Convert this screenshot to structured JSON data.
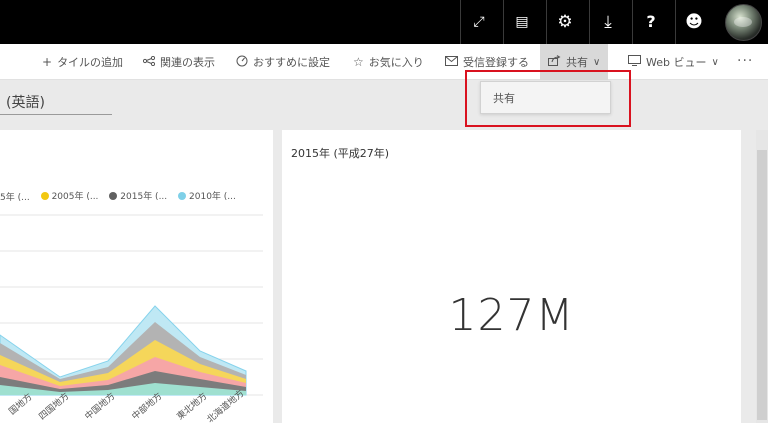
{
  "topbar": {
    "buttons": [
      {
        "icon": "expand-icon",
        "glyph": "⤢"
      },
      {
        "icon": "comment-icon",
        "glyph": "▤"
      },
      {
        "icon": "gear-icon",
        "glyph": "⚙"
      },
      {
        "icon": "download-icon",
        "glyph": "⤓"
      },
      {
        "icon": "help-icon",
        "glyph": "?"
      },
      {
        "icon": "smiley-icon",
        "glyph": "☻"
      }
    ]
  },
  "actions": {
    "add_tile": "タイルの追加",
    "related": "関連の表示",
    "featured": "おすすめに設定",
    "favorite": "お気に入り",
    "subscribe": "受信登録する",
    "share": "共有",
    "web_view": "Web ビュー",
    "more": "···"
  },
  "dropdown": {
    "share_item": "共有"
  },
  "title_field": {
    "value": "(英語)"
  },
  "tiles": {
    "right_title": "2015年 (平成27年)",
    "right_value": "127M"
  },
  "chart_data": {
    "type": "area",
    "series": [
      {
        "name": "5年 (...",
        "color": "#5bc0a8"
      },
      {
        "name": "2005年 (...",
        "color": "#f2c811"
      },
      {
        "name": "2015年 (...",
        "color": "#606060"
      },
      {
        "name": "2010年 (...",
        "color": "#7fd0e8"
      }
    ],
    "categories": [
      "国地方",
      "四国地方",
      "中国地方",
      "中部地方",
      "東北地方",
      "北海道地方"
    ],
    "legend_position": "top"
  },
  "colors": {
    "highlight": "#d9121f",
    "topbar": "#000000"
  }
}
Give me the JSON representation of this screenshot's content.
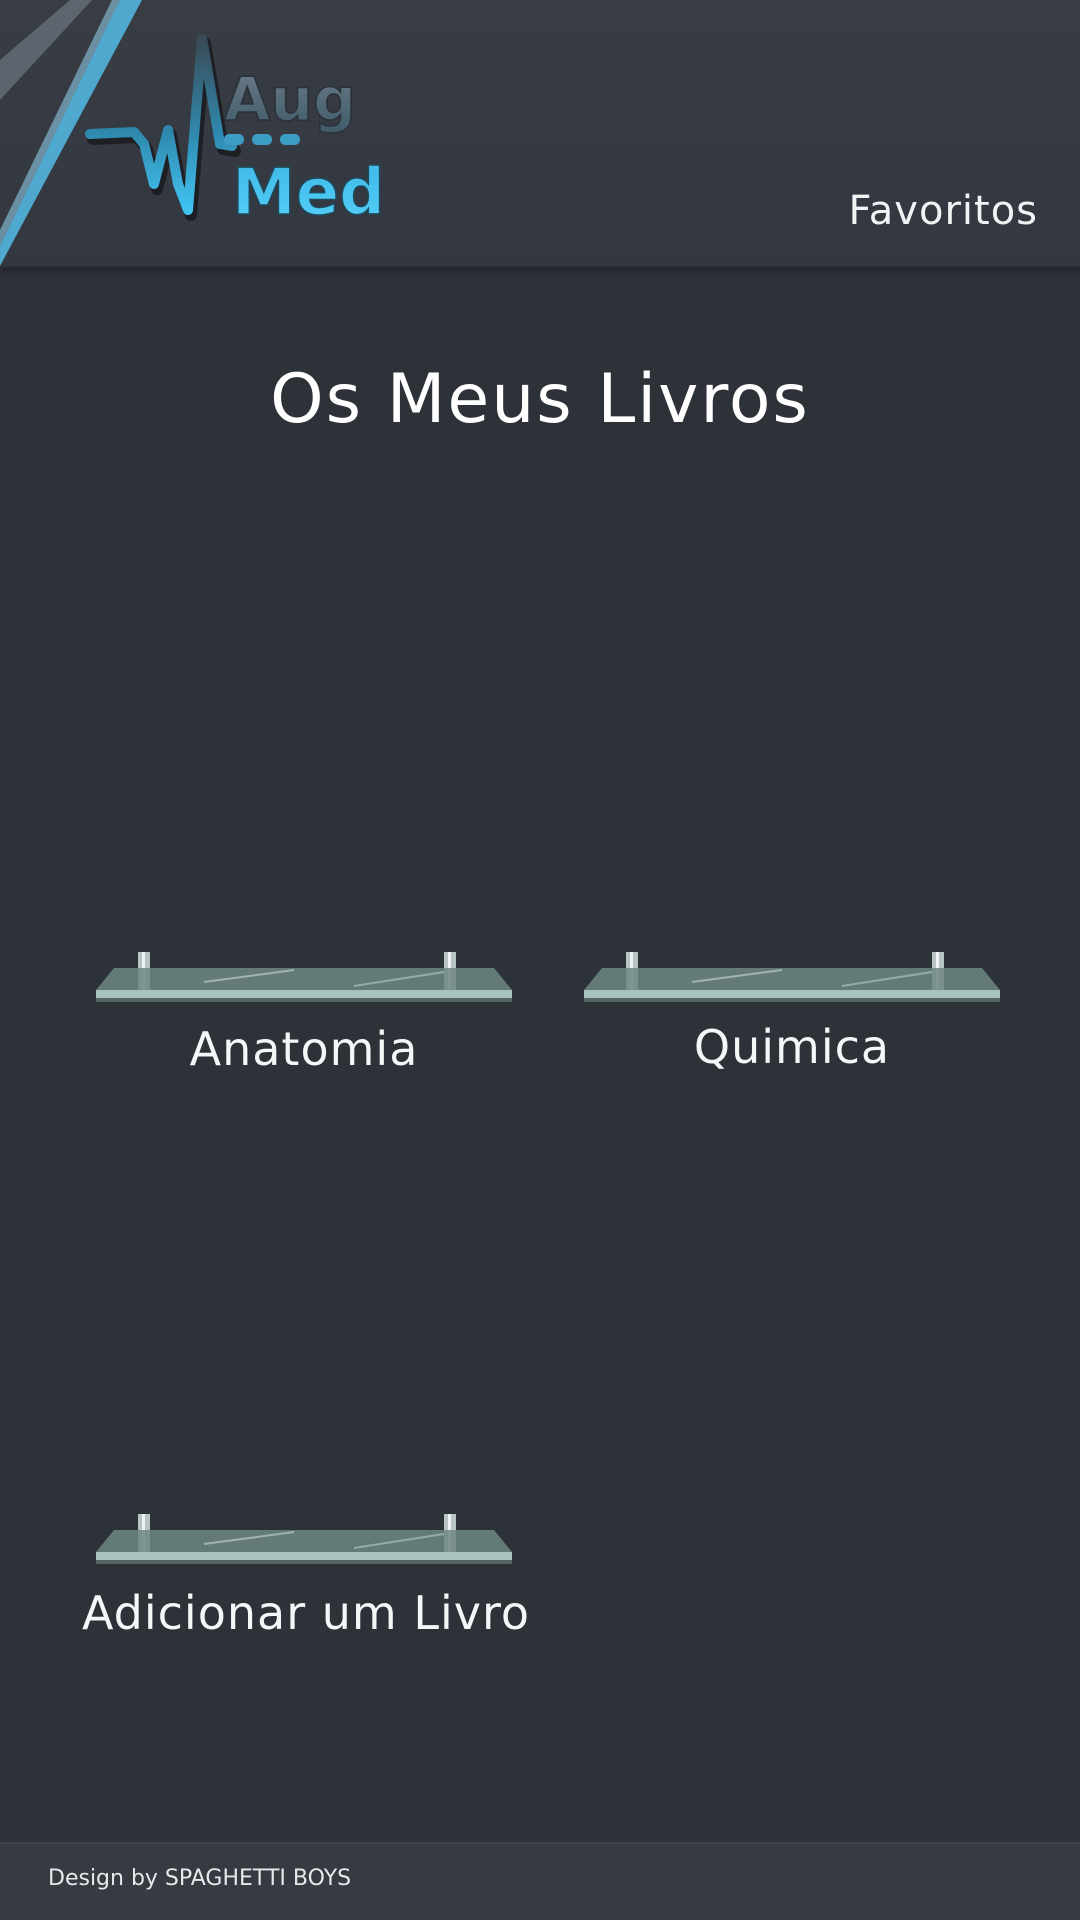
{
  "header": {
    "logo": {
      "line1": "Aug",
      "line2": "Med",
      "icon": "heartbeat-pulse-icon"
    },
    "favorites_label": "Favoritos"
  },
  "main": {
    "title": "Os Meus Livros",
    "shelves": [
      {
        "label": "Anatomia",
        "icon": "glass-shelf-icon"
      },
      {
        "label": "Quimica",
        "icon": "glass-shelf-icon"
      },
      {
        "label": "Adicionar um Livro",
        "icon": "glass-shelf-icon"
      }
    ]
  },
  "footer": {
    "credit": "Design by SPAGHETTI BOYS"
  },
  "colors": {
    "background": "#2d3138",
    "header": "#363a41",
    "accent": "#3fb8e6",
    "text": "#f4f6f8",
    "glass": "#a9c2bf"
  }
}
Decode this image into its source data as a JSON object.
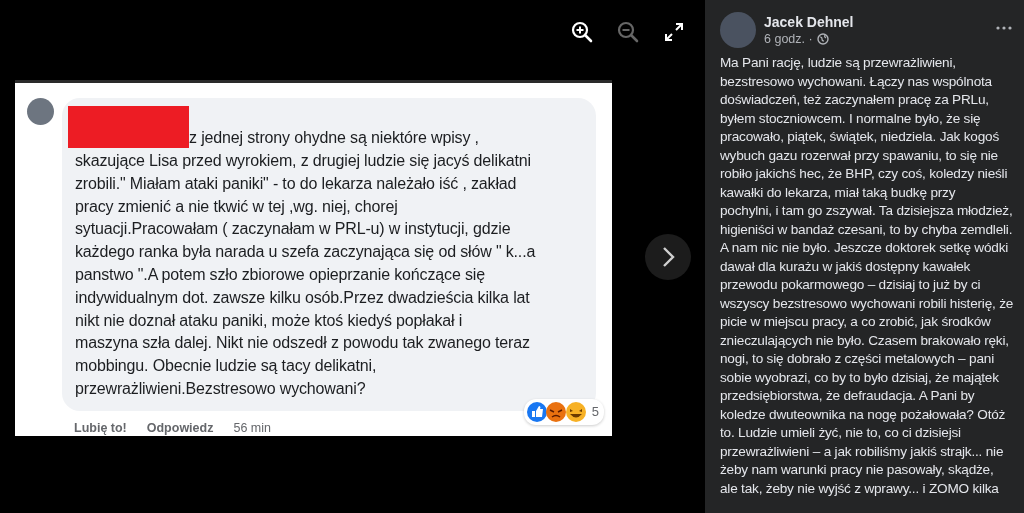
{
  "viewer": {
    "toolbar": [
      {
        "kind": "zoom-in",
        "disabled": false
      },
      {
        "kind": "zoom-out",
        "disabled": true
      },
      {
        "kind": "fullscreen",
        "disabled": false
      }
    ],
    "photo": {
      "comment": {
        "lines": [
          "z jednej strony ohydne są niektóre wpisy ,",
          "skazujące Lisa przed wyrokiem, z drugiej ludzie się jacyś delikatni",
          "zrobili.\" Miałam ataki paniki\" - to do lekarza należało iść , zakład",
          "pracy zmienić a nie tkwić w tej ,wg. niej, chorej",
          "sytuacji.Pracowałam ( zaczynałam w PRL-u) w instytucji, gdzie",
          "każdego ranka była narada u szefa zaczynająca się od słów \" k...a",
          "panstwo \".A potem szło zbiorowe opieprzanie kończące się",
          "indywidualnym dot. zawsze kilku osób.Przez dwadzieścia kilka lat",
          "nikt nie doznał ataku paniki, może ktoś kiedyś popłakał i",
          "maszyna szła dalej. Nikt nie odszedł z powodu tak zwanego teraz",
          "mobbingu. Obecnie ludzie są tacy delikatni,",
          "przewrażliwieni.Bezstresowo wychowani?"
        ],
        "actions": [
          "Lubię to!",
          "Odpowiedz"
        ],
        "time": "56 min",
        "reaction_count": "5"
      }
    }
  },
  "post": {
    "author": "Jacek Dehnel",
    "time": "6 godz. ·",
    "lines": [
      "Ma Pani rację, ludzie są przewrażliwieni,",
      "bezstresowo wychowani. Łączy nas wspólnota",
      "doświadczeń, też zaczynałem pracę za PRLu,",
      "byłem stoczniowcem. I normalne było, że się",
      "pracowało, piątek, świątek, niedziela. Jak kogoś",
      "wybuch gazu rozerwał przy spawaniu, to się nie",
      "robiło jakichś hec, że BHP, czy coś, koledzy nieśli",
      "kawałki do lekarza, miał taką budkę przy",
      "pochylni, i tam go zszywał. Ta dzisiejsza młodzież,",
      "higieniści w bandaż czesani, to by chyba zemdleli.",
      "A nam nic nie było. Jeszcze doktorek setkę wódki",
      "dawał dla kurażu w jakiś dostępny kawałek",
      "przewodu pokarmowego – dzisiaj to już by ci",
      "wszyscy bezstresowo wychowani robili histerię, że",
      "picie w miejscu pracy, a co zrobić, jak środków",
      "znieczulających nie było. Czasem brakowało ręki,",
      "nogi, to się dobrało z części metalowych – pani",
      "sobie wyobrazi, co by to było dzisiaj, że majątek",
      "przedsiębiorstwa, że defraudacja. A Pani by",
      "koledze dwuteownika na nogę pożałowała? Otóż",
      "to. Ludzie umieli żyć, nie to, co ci dzisiejsi",
      "przewrażliwieni – a jak robiliśmy jakiś strajk... nie",
      "żeby nam warunki pracy nie pasowały, skądże,",
      "ale tak, żeby nie wyjść z wprawy... i ZOMO kilka"
    ]
  }
}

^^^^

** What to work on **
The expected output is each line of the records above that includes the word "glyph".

** Result of the task **
        "glyph": "⤢"
        "glyph": "▤"
        "glyph": "⚙"
        "glyph": "⤓"
        "glyph": "?"
        "glyph": "☻"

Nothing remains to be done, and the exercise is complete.